Tuesday 15 October 2013

Hacking products

This essay was published in Luxury Briefing in October 2013

Hacking products
by Alexander Gallé
15 October 2013

Earlier this week, Rob Rhinehart, a young software engineer working in Silicon Valley, raised $1.5 million for his project from a group of investors led by Andreessen Horowitz, who are famous for their participation in some of the last decade's most successful internet startups, including Twitter, Facebook, Groupon, Instagram, Zynga, Airbnb, Foursquare and Skype.

Nothing unusual, you will say.  Internet startups get bigger funding than this almost every day...  Except that Rob's project isn't really an internet startup.  It's a food product.  In fact, it's the food product Rob decided to develop when he got tired of being distracted by the daily chore of having to buy food, prepare it, eat it, wash plates when he could be programming his other projects instead. 

Rob is the creator of Soylent, a food product that is engineered to contain every single nutrient your body needs to function properly.  It comes as a powder ("just add water"...) and he's been living on the stuff for the last 6 months.  That's not to say Soylent's intention is to replace food altogether, just to separate "food" from "feed".  "Food" is for when you're going to a restaurant, enjoying something delicious prepared by a professional.  "Feed" is for when all you need to do is feed your body the necessary nutrients, and Soylent is engineered to do just that. 

The aim is to make Soylent so cheap and ubiquitous that it'll be the answer to unhealthy junkfood as well as world hunger.  It'll solve the former, because unhealthy junkfood is consumed by a vast number of people simply because it is cheap.  It'll solve the latter, because reducing feed to its chemical elements solves many of the logistical issues currently impeding efficient production and distribution, dropping the cost of both to a fraction of what it currently is.  When economies of scale truly kick in, you'll be able to feed yourself in a healthier way than you currently are for less than $1 a day.

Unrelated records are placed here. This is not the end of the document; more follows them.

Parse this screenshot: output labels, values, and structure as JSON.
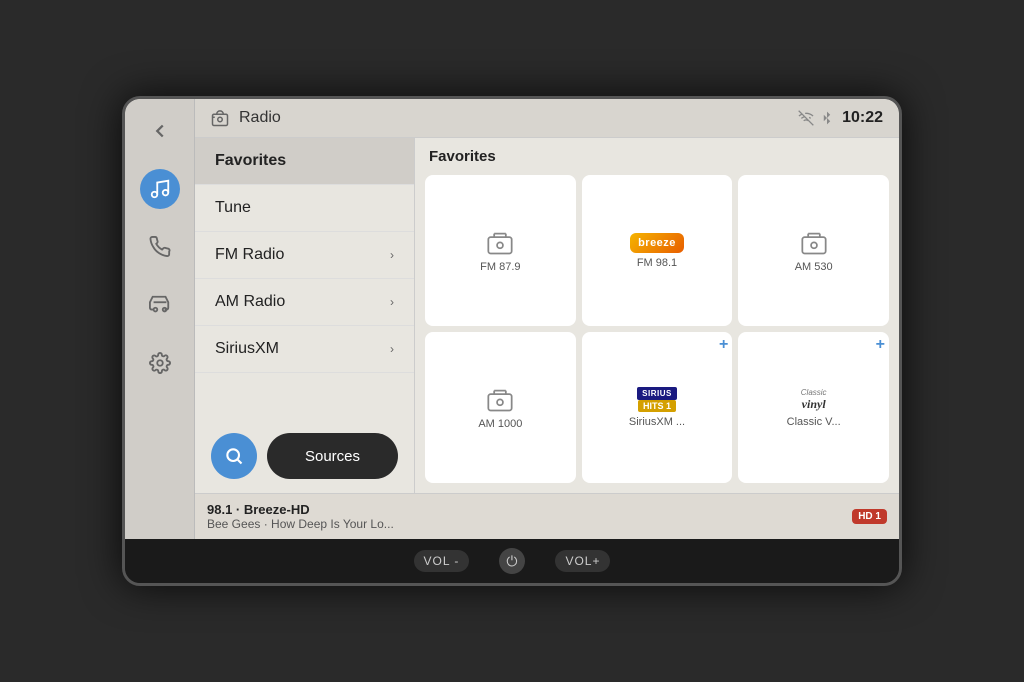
{
  "header": {
    "back_icon": "◀",
    "radio_icon": "📻",
    "title": "Radio",
    "no_signal_icon": "🔕",
    "bluetooth_icon": "⬡",
    "time": "10:22"
  },
  "sidebar": {
    "icons": [
      {
        "name": "back-arrow",
        "symbol": "◀",
        "active": false
      },
      {
        "name": "music-note",
        "symbol": "♪",
        "active": true
      },
      {
        "name": "phone",
        "symbol": "✆",
        "active": false
      },
      {
        "name": "car",
        "symbol": "🚗",
        "active": false
      },
      {
        "name": "settings",
        "symbol": "⚙",
        "active": false
      }
    ]
  },
  "menu": {
    "items": [
      {
        "label": "Favorites",
        "has_arrow": false,
        "selected": true
      },
      {
        "label": "Tune",
        "has_arrow": false,
        "selected": false
      },
      {
        "label": "FM Radio",
        "has_arrow": true,
        "selected": false
      },
      {
        "label": "AM Radio",
        "has_arrow": true,
        "selected": false
      },
      {
        "label": "SiriusXM",
        "has_arrow": true,
        "selected": false
      }
    ],
    "search_label": "Search",
    "sources_label": "Sources"
  },
  "favorites": {
    "title": "Favorites",
    "cards": [
      {
        "id": "fm879",
        "label": "FM 87.9",
        "type": "radio",
        "has_add": false
      },
      {
        "id": "fm981",
        "label": "FM 98.1",
        "type": "logo_fm981",
        "has_add": false
      },
      {
        "id": "am530",
        "label": "AM 530",
        "type": "radio",
        "has_add": false
      },
      {
        "id": "am1000",
        "label": "AM 1000",
        "type": "radio",
        "has_add": false
      },
      {
        "id": "siriusxm",
        "label": "SiriusXM ...",
        "type": "logo_sirius",
        "has_add": true
      },
      {
        "id": "classicv",
        "label": "Classic V...",
        "type": "logo_classic",
        "has_add": true
      }
    ]
  },
  "now_playing": {
    "station": "98.1 · Breeze-HD",
    "track": "Bee Gees · How Deep Is Your Lo...",
    "badge": "HD 1"
  },
  "bottom_controls": {
    "vol_minus": "VOL -",
    "power": "⏻",
    "vol_plus": "VOL+"
  }
}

Lots of programmers think like this.  They see a problem in real life and wonder about the algorithm, the variables, the general model that could be constructed in order to understand- and hopefully solve- it.  Of course, other engineers do this too, but there's something about the immediacy of programming - programming is literally writing a product into existence - that puts one in a mindset in which it is much more natural and easy to move from "this could be fixed by doing X" to "I could fix this by doing X".  Before you know it, you've built yourself a prototype, tried it out on a few eager first adopters and put together a proposal to send to angel investors.  Massive growth through online popularisation of the concept ensures quick funding on further investment rounds.  Just a couple of years later, people around the world start wondering how they could ever have lived without your product.

I usually call this the hacker mindset, and what's interesting about its evolution over the last few years is that it's migrated from the minds of a few hackers improving the internet to a lot of other minds all set to improve the rest of our lives.  Everywhere around us, from Bitcoin to 3D printing to Soylent, young hacker entrepreneurs are redefining the game.  Their methods and findings are out in the open, whether it be through open source development or simple sharing of every aspect of the process.  Even their consumers get to participate in the next iteration, customising products and services to their own preferences, or simply shaping the value of the product as a whole by rating their experience of other users' services supplied through the product, as is the case with Airbnb (for accommodation services) and Uber (for driver services).

With such a major mindshift happening, it is unlikely that the variables currently defining even the most luxury-oriented products and services will stay relevant for very long.  Aside from the changing customer expectations of an entirely wired generation, the hacker mindset will change everything about the products and experiences the luxury sector provides, as it challenges the established methods of one sector after another with superior, more user friendly and more relevant products.   Mark my words: no stone will be left unturned.